South Texas onions and Mexican produce crossings this week have increased by double digits to many destinations (20 percent plus to some) – grossing about $6000 to New York City.
LOXAHATCHEE, FL – A new tag team enters the fresh produce ring. J&J Family of Farms, a locally grown, nationally-known marketer and distributor of fresh produce, announced a new partnership with Tifton, Georgia-based Lewis Taylor Farms. With a new alliance formed, Lewis Taylor Farms brings superior production with 6,500 acres of produce as well as 81 greenhouses for 275 million vegetable transplants and 65 million pine tree seedlings.
According to the press release, J&J’s new partnership with Lewis Taylor will expand its portfolio significantly in the form of greens, broccoli, mini watermelon, cantaloupe, and honeydew. Lewis Taylor, in turn, gains a powerful ally in the peppers, cucumbers, squash, and eggplant categories.
Lewis Taylor began farming operations in the 1930s and is now one of the largest privately-owned vegetable and greenhouse operations in the Southeast. Known for its focus on sustainable agriculture, Lewis Taylor Farms maintains the highest quality and standards to ensure the best product reaches customers.
Together, the J&J Family of Farms and Lewis Taylor Farms have more than 100 years of combined experience specializing in fresh produce and innovation. J&J Family of Farms is strategically positioned as a national supplier, with a robust line of products offered year-round to meet growing customer demand.
A significant 14 percent more U.S. fresh apples remain in storages to be shipped this year, which is 7 percent greater than the five-year average.
In its fifth storage report of the 2019-20 season, the U.S. Apple Association reports fresh inventories on March 1 are 74.4 million cartons, 14 percent up from 65.1 million cartons last year and 2.3 percent higher than the 72.7 million cartons on hand two years ago.
In comparison with year-ago levels, U.S. Apple reported March 1 inventories of:
- Fuji: 9.77 million cartons, up 21 percent;
- Gala: 15,80 million cartons, up 23 percent;
- Granny smith: 9.6 million cartons, up 29 percent;
- Honeycrisp: 6.48 million cartons, up 28 percent;
- Cripps pink/Pink Lady: 3.75 million cartons, up 4 percent;
- Red delicious: 16.39 million cartons, down 12 percent.
Peruvian citrus exports are building as the season moves further into March. Volumes are seen as being similar to last year when movement increased 2 percent. This season about a 5 percent increase is forecast.
Procitrus, Peru’s Citrus Producer’s Association, points out mandarin exports, represent 81 percent of all fruit in the category.

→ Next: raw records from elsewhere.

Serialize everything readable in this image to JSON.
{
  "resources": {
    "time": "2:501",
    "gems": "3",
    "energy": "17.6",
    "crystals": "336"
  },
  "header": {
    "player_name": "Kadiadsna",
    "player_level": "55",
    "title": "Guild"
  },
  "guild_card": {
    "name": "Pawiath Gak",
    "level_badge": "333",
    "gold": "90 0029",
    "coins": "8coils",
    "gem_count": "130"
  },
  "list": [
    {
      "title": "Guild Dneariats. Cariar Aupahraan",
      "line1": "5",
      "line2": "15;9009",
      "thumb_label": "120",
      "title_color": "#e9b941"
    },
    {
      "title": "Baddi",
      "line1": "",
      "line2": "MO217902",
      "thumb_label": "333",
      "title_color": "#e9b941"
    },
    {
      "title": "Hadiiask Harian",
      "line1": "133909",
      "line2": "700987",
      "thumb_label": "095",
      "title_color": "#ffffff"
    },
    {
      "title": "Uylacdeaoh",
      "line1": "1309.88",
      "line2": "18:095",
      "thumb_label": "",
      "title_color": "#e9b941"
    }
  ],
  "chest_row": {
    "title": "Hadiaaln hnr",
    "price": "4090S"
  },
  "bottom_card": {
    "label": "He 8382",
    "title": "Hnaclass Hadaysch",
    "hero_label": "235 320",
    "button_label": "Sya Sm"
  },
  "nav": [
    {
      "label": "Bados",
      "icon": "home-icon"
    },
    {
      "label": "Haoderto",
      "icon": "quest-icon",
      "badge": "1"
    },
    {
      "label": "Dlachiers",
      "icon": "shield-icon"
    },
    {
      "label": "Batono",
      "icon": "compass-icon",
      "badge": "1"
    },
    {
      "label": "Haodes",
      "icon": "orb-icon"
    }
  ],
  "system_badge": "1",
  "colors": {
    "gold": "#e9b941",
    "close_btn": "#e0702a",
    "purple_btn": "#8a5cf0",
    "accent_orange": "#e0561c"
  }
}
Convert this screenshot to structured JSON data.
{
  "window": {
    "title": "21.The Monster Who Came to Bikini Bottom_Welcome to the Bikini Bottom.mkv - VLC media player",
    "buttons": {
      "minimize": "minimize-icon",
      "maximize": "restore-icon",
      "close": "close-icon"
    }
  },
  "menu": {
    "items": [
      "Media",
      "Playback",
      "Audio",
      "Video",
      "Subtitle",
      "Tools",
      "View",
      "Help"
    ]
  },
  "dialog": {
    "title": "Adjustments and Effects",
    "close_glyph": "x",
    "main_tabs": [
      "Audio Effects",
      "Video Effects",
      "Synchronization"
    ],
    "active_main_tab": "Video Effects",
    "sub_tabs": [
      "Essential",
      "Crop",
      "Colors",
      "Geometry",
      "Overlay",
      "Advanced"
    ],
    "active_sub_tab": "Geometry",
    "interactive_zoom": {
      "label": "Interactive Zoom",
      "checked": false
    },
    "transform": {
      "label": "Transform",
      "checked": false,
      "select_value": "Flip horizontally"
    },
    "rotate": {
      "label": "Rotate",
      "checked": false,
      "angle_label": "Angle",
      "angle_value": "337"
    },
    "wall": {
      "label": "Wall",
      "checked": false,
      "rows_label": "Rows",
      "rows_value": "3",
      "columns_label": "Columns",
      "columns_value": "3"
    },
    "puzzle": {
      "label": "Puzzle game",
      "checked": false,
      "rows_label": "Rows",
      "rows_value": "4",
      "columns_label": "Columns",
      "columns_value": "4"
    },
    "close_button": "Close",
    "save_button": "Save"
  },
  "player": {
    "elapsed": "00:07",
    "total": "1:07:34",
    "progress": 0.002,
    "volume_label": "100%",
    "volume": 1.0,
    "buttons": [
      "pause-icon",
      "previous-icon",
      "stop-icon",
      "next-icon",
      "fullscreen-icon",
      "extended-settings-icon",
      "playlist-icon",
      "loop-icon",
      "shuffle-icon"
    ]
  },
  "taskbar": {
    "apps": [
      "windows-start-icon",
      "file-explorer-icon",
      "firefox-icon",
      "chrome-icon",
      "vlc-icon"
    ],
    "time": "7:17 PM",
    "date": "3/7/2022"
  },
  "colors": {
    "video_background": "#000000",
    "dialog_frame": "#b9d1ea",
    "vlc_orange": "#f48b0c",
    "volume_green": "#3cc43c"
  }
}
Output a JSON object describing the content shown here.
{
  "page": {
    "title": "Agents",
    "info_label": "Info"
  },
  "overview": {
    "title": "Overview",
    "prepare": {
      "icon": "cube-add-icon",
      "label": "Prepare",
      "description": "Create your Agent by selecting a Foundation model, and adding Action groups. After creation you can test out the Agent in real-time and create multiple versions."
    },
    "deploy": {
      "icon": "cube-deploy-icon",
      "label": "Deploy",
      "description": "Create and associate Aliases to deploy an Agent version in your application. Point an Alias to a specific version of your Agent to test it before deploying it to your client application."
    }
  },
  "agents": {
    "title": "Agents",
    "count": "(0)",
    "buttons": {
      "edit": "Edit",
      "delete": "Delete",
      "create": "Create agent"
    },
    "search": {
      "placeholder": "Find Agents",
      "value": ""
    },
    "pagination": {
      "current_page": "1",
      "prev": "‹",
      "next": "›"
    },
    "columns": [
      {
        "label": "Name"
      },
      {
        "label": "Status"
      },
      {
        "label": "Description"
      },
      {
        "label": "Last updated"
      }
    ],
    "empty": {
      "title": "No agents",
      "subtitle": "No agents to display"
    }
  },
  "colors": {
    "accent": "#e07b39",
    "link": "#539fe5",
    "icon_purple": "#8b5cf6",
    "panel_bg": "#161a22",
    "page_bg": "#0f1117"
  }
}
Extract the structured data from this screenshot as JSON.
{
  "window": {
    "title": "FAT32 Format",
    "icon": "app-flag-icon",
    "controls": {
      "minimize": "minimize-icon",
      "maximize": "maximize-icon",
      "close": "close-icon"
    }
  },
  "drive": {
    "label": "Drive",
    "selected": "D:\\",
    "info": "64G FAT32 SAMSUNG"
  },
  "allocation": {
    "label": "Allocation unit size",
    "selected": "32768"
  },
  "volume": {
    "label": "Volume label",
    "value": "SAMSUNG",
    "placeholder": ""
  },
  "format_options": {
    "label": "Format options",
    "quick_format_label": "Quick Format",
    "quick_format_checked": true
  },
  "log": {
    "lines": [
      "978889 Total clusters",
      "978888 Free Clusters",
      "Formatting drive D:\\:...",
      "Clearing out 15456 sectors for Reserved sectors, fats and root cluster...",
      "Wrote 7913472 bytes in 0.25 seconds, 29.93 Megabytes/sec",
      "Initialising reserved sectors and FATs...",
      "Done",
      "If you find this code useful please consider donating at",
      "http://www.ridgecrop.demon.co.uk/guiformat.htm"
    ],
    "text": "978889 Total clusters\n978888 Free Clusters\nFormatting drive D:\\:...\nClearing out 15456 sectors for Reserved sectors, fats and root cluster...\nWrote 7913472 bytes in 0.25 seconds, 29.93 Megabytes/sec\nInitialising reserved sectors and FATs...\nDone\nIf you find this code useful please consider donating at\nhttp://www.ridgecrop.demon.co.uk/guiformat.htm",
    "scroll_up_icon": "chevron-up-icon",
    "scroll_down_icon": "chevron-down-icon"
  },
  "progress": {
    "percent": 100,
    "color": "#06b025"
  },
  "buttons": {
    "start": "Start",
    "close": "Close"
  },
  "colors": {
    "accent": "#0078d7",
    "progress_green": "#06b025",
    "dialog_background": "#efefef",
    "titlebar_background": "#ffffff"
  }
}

Behind mandarins are oranges with 11 percent of all citrus exports and limes with 7 percent.
Main primary export markets for Peruvian citrus remain the U.S. – with 35 percent market share – the U.K. – 19 percent – and Holland – 16 percent. While these markets remain pretty consistent for the industry, exporters continue looking for new markets.
Weather also looks to be favorable for the season and the industry anticipates strong quality and quantity.